Page and application data records:
..........
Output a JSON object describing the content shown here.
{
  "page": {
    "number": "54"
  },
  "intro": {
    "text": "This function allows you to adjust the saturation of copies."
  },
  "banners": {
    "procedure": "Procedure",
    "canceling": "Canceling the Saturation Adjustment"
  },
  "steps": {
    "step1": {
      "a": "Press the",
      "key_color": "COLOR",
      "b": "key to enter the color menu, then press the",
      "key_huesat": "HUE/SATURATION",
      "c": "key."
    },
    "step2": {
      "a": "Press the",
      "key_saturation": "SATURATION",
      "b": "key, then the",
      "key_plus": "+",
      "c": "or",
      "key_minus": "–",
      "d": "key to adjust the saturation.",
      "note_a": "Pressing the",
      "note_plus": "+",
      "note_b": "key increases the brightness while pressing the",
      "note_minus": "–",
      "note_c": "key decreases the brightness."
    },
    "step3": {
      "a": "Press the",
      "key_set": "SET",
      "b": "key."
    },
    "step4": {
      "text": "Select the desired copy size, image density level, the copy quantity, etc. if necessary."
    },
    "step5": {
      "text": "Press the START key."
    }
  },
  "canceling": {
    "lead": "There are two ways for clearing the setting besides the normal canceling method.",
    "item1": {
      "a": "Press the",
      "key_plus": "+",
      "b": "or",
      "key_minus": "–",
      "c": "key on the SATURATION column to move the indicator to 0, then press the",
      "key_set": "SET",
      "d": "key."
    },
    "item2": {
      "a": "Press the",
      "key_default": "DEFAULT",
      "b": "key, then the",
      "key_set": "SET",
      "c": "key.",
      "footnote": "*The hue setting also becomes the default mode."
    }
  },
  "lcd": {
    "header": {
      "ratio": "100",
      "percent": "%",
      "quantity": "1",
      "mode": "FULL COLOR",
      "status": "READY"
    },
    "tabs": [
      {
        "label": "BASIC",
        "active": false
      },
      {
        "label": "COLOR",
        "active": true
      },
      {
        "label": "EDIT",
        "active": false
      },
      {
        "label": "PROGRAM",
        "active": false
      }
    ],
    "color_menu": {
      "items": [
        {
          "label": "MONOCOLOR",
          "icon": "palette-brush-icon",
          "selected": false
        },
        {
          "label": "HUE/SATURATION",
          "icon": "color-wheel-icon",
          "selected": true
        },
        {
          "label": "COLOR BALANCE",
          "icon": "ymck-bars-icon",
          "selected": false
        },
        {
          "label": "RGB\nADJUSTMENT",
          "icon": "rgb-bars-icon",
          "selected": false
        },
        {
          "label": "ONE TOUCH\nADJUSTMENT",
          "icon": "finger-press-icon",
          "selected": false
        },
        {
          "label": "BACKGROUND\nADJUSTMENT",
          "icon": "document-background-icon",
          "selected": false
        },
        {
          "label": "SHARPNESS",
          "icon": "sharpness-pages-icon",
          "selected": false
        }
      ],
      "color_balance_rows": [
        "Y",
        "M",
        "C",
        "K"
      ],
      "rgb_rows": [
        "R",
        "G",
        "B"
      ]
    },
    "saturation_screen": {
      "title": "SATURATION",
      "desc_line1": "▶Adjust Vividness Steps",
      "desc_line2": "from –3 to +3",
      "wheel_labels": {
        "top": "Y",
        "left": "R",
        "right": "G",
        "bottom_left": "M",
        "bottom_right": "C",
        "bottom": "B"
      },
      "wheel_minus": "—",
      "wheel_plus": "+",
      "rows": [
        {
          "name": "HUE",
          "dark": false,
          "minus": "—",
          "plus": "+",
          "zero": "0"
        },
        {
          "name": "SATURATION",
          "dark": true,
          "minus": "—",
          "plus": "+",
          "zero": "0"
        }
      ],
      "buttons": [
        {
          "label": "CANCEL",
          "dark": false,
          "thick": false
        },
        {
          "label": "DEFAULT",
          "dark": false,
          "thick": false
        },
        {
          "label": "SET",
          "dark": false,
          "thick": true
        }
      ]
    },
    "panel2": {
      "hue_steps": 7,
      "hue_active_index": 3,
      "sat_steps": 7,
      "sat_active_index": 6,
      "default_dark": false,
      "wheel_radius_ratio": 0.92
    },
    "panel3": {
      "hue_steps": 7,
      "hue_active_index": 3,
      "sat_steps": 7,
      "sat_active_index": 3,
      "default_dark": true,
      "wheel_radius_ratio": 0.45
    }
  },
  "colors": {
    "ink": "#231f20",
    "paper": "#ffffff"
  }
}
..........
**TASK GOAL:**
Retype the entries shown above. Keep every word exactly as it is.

**RESULT:**
Output a JSON object describing the content shown here.
{
  "page": {
    "number": "54"
  },
  "intro": {
    "text": "This function allows you to adjust the saturation of copies."
  },
  "banners": {
    "procedure": "Procedure",
    "canceling": "Canceling the Saturation Adjustment"
  },
  "steps": {
    "step1": {
      "a": "Press the",
      "key_color": "COLOR",
      "b": "key to enter the color menu, then press the",
      "key_huesat": "HUE/SATURATION",
      "c": "key."
    },
    "step2": {
      "a": "Press the",
      "key_saturation": "SATURATION",
      "b": "key, then the",
      "key_plus": "+",
      "c": "or",
      "key_minus": "–",
      "d": "key to adjust the saturation.",
      "note_a": "Pressing the",
      "note_plus": "+",
      "note_b": "key increases the brightness while pressing the",
      "note_minus": "–",
      "note_c": "key decreases the brightness."
    },
    "step3": {
      "a": "Press the",
      "key_set": "SET",
      "b": "key."
    },
    "step4": {
      "text": "Select the desired copy size, image density level, the copy quantity, etc. if necessary."
    },
    "step5": {
      "text": "Press the START key."
    }
  },
  "canceling": {
    "lead": "There are two ways for clearing the setting besides the normal canceling method.",
    "item1": {
      "a": "Press the",
      "key_plus": "+",
      "b": "or",
      "key_minus": "–",
      "c": "key on the SATURATION column to move the indicator to 0, then press the",
      "key_set": "SET",
      "d": "key."
    },
    "item2": {
      "a": "Press the",
      "key_default": "DEFAULT",
      "b": "key, then the",
      "key_set": "SET",
      "c": "key.",
      "footnote": "*The hue setting also becomes the default mode."
    }
  },
  "lcd": {
    "header": {
      "ratio": "100",
      "percent": "%",
      "quantity": "1",
      "mode": "FULL COLOR",
      "status": "READY"
    },
    "tabs": [
      {
        "label": "BASIC",
        "active": false
      },
      {
        "label": "COLOR",
        "active": true
      },
      {
        "label": "EDIT",
        "active": false
      },
      {
        "label": "PROGRAM",
        "active": false
      }
    ],
    "color_menu": {
      "items": [
        {
          "label": "MONOCOLOR",
          "icon": "palette-brush-icon",
          "selected": false
        },
        {
          "label": "HUE/SATURATION",
          "icon": "color-wheel-icon",
          "selected": true
        },
        {
          "label": "COLOR BALANCE",
          "icon": "ymck-bars-icon",
          "selected": false
        },
        {
          "label": "RGB\nADJUSTMENT",
          "icon": "rgb-bars-icon",
          "selected": false
        },
        {
          "label": "ONE TOUCH\nADJUSTMENT",
          "icon": "finger-press-icon",
          "selected": false
        },
        {
          "label": "BACKGROUND\nADJUSTMENT",
          "icon": "document-background-icon",
          "selected": false
        },
        {
          "label": "SHARPNESS",
          "icon": "sharpness-pages-icon",
          "selected": false
        }
      ],
      "color_balance_rows": [
        "Y",
        "M",
        "C",
        "K"
      ],
      "rgb_rows": [
        "R",
        "G",
        "B"
      ]
    },
    "saturation_screen": {
      "title": "SATURATION",
      "desc_line1": "▶Adjust Vividness Steps",
      "desc_line2": "from –3 to +3",
      "wheel_labels": {
        "top": "Y",
        "left": "R",
        "right": "G",
        "bottom_left": "M",
        "bottom_right": "C",
        "bottom": "B"
      },
      "wheel_minus": "—",
      "wheel_plus": "+",
      "rows": [
        {
          "name": "HUE",
          "dark": false,
          "minus": "—",
          "plus": "+",
          "zero": "0"
        },
        {
          "name": "SATURATION",
          "dark": true,
          "minus": "—",
          "plus": "+",
          "zero": "0"
        }
      ],
      "buttons": [
        {
          "label": "CANCEL",
          "dark": false,
          "thick": false
        },
        {
          "label": "DEFAULT",
          "dark": false,
          "thick": false
        },
        {
          "label": "SET",
          "dark": false,
          "thick": true
        }
      ]
    },
    "panel2": {
      "hue_steps": 7,
      "hue_active_index": 3,
      "sat_steps": 7,
      "sat_active_index": 6,
      "default_dark": false,
      "wheel_radius_ratio": 0.92
    },
    "panel3": {
      "hue_steps": 7,
      "hue_active_index": 3,
      "sat_steps": 7,
      "sat_active_index": 3,
      "default_dark": true,
      "wheel_radius_ratio": 0.45
    }
  },
  "colors": {
    "ink": "#231f20",
    "paper": "#ffffff"
  }
}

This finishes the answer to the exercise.